■ **EXERCISE BRIEF**
Among the lines of the entries below, count those containing the word "JSON" and answer with the number only.

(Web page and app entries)
↓

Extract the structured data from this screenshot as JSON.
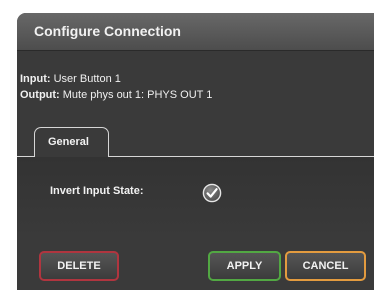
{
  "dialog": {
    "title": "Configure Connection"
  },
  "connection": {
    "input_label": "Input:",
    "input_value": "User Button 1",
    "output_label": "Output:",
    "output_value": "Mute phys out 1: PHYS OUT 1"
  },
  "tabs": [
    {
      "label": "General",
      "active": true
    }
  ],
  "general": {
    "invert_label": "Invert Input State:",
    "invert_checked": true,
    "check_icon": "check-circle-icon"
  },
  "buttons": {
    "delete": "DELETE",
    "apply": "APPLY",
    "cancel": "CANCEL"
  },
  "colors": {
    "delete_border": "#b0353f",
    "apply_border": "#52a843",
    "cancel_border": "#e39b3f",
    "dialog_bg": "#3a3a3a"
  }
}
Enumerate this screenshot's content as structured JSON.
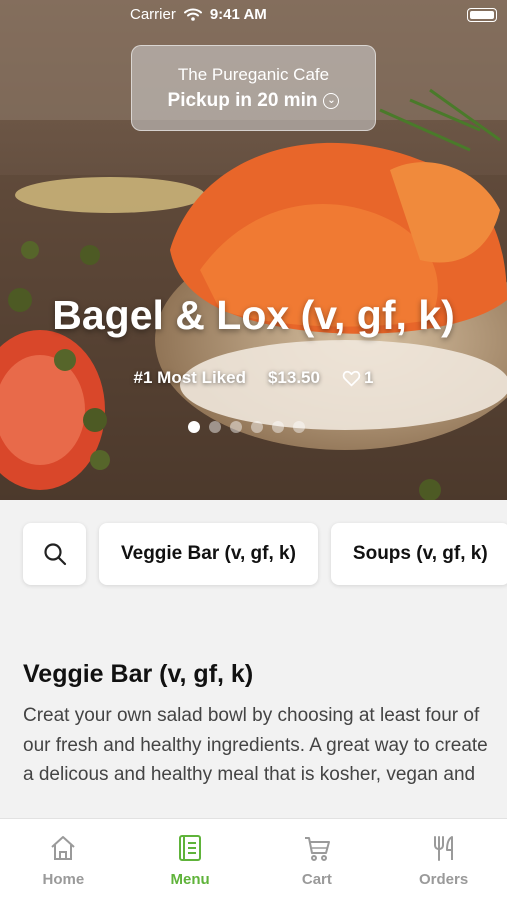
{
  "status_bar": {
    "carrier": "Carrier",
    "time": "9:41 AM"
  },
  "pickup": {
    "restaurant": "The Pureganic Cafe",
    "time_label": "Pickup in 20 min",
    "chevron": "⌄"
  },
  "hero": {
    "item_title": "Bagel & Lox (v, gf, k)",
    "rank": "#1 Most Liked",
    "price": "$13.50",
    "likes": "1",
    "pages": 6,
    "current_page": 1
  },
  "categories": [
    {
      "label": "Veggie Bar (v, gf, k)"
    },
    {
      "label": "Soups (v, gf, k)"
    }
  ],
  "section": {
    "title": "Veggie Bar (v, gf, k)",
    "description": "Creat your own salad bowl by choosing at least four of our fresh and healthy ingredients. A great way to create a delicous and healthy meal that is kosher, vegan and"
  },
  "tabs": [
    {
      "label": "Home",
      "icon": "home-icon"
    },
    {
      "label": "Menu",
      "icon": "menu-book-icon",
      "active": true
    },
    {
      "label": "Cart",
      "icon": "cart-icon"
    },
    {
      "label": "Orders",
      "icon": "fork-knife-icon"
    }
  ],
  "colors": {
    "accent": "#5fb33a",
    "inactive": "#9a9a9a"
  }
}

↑
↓

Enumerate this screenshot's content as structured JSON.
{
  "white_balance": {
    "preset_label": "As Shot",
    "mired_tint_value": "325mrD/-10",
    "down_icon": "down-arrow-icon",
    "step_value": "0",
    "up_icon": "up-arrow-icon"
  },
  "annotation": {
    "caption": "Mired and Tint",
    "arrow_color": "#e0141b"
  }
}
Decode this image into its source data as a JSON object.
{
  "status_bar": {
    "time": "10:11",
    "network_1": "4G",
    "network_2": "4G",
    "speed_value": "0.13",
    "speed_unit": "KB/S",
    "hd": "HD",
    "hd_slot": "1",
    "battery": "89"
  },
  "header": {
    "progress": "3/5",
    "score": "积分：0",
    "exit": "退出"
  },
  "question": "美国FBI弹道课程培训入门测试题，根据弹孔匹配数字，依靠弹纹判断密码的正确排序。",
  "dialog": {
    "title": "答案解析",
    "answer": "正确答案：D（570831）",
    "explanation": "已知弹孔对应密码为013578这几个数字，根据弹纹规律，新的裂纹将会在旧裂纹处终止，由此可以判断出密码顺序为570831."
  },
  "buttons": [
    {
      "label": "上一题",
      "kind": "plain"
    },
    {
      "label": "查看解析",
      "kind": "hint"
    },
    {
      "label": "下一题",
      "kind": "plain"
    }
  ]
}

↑

■ **YOUR SOLUTION**
4